● Assignment: A verbatim reproduction of all the entries is needed.

● Data shown:
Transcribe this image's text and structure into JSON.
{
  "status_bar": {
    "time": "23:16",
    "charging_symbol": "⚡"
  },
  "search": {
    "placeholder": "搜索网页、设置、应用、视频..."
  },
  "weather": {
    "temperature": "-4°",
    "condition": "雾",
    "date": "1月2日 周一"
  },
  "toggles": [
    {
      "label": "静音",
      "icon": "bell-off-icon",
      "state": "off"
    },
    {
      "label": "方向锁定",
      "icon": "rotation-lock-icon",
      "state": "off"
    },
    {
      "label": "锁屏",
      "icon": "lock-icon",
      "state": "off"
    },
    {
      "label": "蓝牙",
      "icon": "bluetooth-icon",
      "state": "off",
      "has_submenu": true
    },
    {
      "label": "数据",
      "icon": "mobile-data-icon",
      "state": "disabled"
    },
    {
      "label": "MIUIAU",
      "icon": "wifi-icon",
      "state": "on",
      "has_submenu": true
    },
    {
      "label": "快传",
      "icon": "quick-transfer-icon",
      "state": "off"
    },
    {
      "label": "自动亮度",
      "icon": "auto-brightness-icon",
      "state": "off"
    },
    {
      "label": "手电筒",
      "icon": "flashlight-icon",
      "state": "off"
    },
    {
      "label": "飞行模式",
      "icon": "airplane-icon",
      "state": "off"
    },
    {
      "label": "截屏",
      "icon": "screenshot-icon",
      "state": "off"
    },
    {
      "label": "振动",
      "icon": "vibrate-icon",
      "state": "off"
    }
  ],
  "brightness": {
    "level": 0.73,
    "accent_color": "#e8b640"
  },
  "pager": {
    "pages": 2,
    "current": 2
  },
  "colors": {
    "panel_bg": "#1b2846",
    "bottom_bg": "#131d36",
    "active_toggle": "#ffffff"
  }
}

● Output for this task:
Transcribe this image's text and structure into JSON.
{
  "status_bar": {
    "time": "23:16",
    "charging_symbol": "⚡"
  },
  "search": {
    "placeholder": "搜索网页、设置、应用、视频..."
  },
  "weather": {
    "temperature": "-4°",
    "condition": "雾",
    "date": "1月2日 周一"
  },
  "toggles": [
    {
      "label": "静音",
      "icon": "bell-off-icon",
      "state": "off"
    },
    {
      "label": "方向锁定",
      "icon": "rotation-lock-icon",
      "state": "off"
    },
    {
      "label": "锁屏",
      "icon": "lock-icon",
      "state": "off"
    },
    {
      "label": "蓝牙",
      "icon": "bluetooth-icon",
      "state": "off",
      "has_submenu": true
    },
    {
      "label": "数据",
      "icon": "mobile-data-icon",
      "state": "disabled"
    },
    {
      "label": "MIUIAU",
      "icon": "wifi-icon",
      "state": "on",
      "has_submenu": true
    },
    {
      "label": "快传",
      "icon": "quick-transfer-icon",
      "state": "off"
    },
    {
      "label": "自动亮度",
      "icon": "auto-brightness-icon",
      "state": "off"
    },
    {
      "label": "手电筒",
      "icon": "flashlight-icon",
      "state": "off"
    },
    {
      "label": "飞行模式",
      "icon": "airplane-icon",
      "state": "off"
    },
    {
      "label": "截屏",
      "icon": "screenshot-icon",
      "state": "off"
    },
    {
      "label": "振动",
      "icon": "vibrate-icon",
      "state": "off"
    }
  ],
  "brightness": {
    "level": 0.73,
    "accent_color": "#e8b640"
  },
  "pager": {
    "pages": 2,
    "current": 2
  },
  "colors": {
    "panel_bg": "#1b2846",
    "bottom_bg": "#131d36",
    "active_toggle": "#ffffff"
  }
}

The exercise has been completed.